PROBLEM: In your answer, copy every entry that follows exactly.

** INFORMATION SUPPLIED follows **

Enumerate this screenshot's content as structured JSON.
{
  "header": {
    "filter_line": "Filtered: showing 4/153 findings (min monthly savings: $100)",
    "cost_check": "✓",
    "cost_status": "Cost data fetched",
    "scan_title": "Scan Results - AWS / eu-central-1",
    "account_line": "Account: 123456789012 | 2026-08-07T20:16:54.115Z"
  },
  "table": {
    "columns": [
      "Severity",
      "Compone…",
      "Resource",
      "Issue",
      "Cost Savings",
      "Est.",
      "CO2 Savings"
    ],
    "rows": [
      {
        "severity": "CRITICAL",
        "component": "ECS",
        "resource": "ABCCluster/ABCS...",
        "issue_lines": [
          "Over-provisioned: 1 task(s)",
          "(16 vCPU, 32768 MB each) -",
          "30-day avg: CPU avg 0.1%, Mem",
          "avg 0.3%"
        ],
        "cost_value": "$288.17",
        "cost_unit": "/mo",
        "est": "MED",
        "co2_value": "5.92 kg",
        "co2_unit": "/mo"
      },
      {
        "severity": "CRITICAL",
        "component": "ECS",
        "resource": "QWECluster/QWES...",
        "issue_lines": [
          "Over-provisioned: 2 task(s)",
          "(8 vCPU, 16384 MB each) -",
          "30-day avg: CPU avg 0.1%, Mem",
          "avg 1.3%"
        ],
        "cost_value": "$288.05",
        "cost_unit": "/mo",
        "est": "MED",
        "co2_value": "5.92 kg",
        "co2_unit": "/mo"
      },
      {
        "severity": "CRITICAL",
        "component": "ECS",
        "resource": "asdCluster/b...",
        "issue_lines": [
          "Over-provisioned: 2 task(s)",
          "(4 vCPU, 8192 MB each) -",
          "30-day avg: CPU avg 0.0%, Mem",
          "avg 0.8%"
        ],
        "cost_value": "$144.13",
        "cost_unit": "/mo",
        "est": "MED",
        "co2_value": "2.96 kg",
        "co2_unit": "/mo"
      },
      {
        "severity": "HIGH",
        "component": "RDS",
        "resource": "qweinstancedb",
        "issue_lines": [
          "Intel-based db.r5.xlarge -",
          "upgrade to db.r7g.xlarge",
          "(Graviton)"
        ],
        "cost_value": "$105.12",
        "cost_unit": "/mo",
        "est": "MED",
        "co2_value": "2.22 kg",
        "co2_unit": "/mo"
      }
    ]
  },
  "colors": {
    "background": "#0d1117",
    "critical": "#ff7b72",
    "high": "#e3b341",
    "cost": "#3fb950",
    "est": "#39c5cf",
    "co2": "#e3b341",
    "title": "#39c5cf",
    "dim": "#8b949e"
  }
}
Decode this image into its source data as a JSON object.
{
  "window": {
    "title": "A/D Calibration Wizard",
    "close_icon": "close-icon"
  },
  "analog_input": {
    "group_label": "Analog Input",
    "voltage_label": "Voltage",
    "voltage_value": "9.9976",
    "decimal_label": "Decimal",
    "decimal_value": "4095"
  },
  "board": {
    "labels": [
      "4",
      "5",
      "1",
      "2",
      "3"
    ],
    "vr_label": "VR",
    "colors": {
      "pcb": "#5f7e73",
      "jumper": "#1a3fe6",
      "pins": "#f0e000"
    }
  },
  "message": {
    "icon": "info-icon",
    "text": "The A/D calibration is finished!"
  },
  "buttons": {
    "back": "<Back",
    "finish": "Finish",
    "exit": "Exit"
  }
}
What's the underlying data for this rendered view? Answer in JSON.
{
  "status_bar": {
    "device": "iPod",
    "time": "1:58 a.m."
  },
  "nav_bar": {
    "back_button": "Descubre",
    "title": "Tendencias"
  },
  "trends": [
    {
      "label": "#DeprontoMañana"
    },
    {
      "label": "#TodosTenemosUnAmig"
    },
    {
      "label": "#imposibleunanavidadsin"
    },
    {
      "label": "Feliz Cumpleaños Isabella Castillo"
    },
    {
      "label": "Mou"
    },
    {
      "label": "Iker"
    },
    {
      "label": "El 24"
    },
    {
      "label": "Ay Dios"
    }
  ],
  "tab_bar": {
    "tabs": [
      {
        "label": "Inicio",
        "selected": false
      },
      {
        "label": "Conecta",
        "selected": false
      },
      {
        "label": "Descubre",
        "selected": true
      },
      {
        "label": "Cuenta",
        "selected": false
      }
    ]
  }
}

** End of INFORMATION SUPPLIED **

RESPONSE:
Enumerate this screenshot's content as structured JSON.
{
  "header": {
    "filter_line": "Filtered: showing 4/153 findings (min monthly savings: $100)",
    "cost_check": "✓",
    "cost_status": "Cost data fetched",
    "scan_title": "Scan Results - AWS / eu-central-1",
    "account_line": "Account: 123456789012 | 2026-08-07T20:16:54.115Z"
  },
  "table": {
    "columns": [
      "Severity",
      "Compone…",
      "Resource",
      "Issue",
      "Cost Savings",
      "Est.",
      "CO2 Savings"
    ],
    "rows": [
      {
        "severity": "CRITICAL",
        "component": "ECS",
        "resource": "ABCCluster/ABCS...",
        "issue_lines": [
          "Over-provisioned: 1 task(s)",
          "(16 vCPU, 32768 MB each) -",
          "30-day avg: CPU avg 0.1%, Mem",
          "avg 0.3%"
        ],
        "cost_value": "$288.17",
        "cost_unit": "/mo",
        "est": "MED",
        "co2_value": "5.92 kg",
        "co2_unit": "/mo"
      },
      {
        "severity": "CRITICAL",
        "component": "ECS",
        "resource": "QWECluster/QWES...",
        "issue_lines": [
          "Over-provisioned: 2 task(s)",
          "(8 vCPU, 16384 MB each) -",
          "30-day avg: CPU avg 0.1%, Mem",
          "avg 1.3%"
        ],
        "cost_value": "$288.05",
        "cost_unit": "/mo",
        "est": "MED",
        "co2_value": "5.92 kg",
        "co2_unit": "/mo"
      },
      {
        "severity": "CRITICAL",
        "component": "ECS",
        "resource": "asdCluster/b...",
        "issue_lines": [
          "Over-provisioned: 2 task(s)",
          "(4 vCPU, 8192 MB each) -",
          "30-day avg: CPU avg 0.0%, Mem",
          "avg 0.8%"
        ],
        "cost_value": "$144.13",
        "cost_unit": "/mo",
        "est": "MED",
        "co2_value": "2.96 kg",
        "co2_unit": "/mo"
      },
      {
        "severity": "HIGH",
        "component": "RDS",
        "resource": "qweinstancedb",
        "issue_lines": [
          "Intel-based db.r5.xlarge -",
          "upgrade to db.r7g.xlarge",
          "(Graviton)"
        ],
        "cost_value": "$105.12",
        "cost_unit": "/mo",
        "est": "MED",
        "co2_value": "2.22 kg",
        "co2_unit": "/mo"
      }
    ]
  },
  "colors": {
    "background": "#0d1117",
    "critical": "#ff7b72",
    "high": "#e3b341",
    "cost": "#3fb950",
    "est": "#39c5cf",
    "co2": "#e3b341",
    "title": "#39c5cf",
    "dim": "#8b949e"
  }
}
Decode this image into its source data as a JSON object.
{
  "window": {
    "title": "A/D Calibration Wizard",
    "close_icon": "close-icon"
  },
  "analog_input": {
    "group_label": "Analog Input",
    "voltage_label": "Voltage",
    "voltage_value": "9.9976",
    "decimal_label": "Decimal",
    "decimal_value": "4095"
  },
  "board": {
    "labels": [
      "4",
      "5",
      "1",
      "2",
      "3"
    ],
    "vr_label": "VR",
    "colors": {
      "pcb": "#5f7e73",
      "jumper": "#1a3fe6",
      "pins": "#f0e000"
    }
  },
  "message": {
    "icon": "info-icon",
    "text": "The A/D calibration is finished!"
  },
  "buttons": {
    "back": "<Back",
    "finish": "Finish",
    "exit": "Exit"
  }
}
What's the underlying data for this rendered view? Answer in JSON.
{
  "status_bar": {
    "device": "iPod",
    "time": "1:58 a.m."
  },
  "nav_bar": {
    "back_button": "Descubre",
    "title": "Tendencias"
  },
  "trends": [
    {
      "label": "#DeprontoMañana"
    },
    {
      "label": "#TodosTenemosUnAmig"
    },
    {
      "label": "#imposibleunanavidadsin"
    },
    {
      "label": "Feliz Cumpleaños Isabella Castillo"
    },
    {
      "label": "Mou"
    },
    {
      "label": "Iker"
    },
    {
      "label": "El 24"
    },
    {
      "label": "Ay Dios"
    }
  ],
  "tab_bar": {
    "tabs": [
      {
        "label": "Inicio",
        "selected": false
      },
      {
        "label": "Conecta",
        "selected": false
      },
      {
        "label": "Descubre",
        "selected": true
      },
      {
        "label": "Cuenta",
        "selected": false
      }
    ]
  }
}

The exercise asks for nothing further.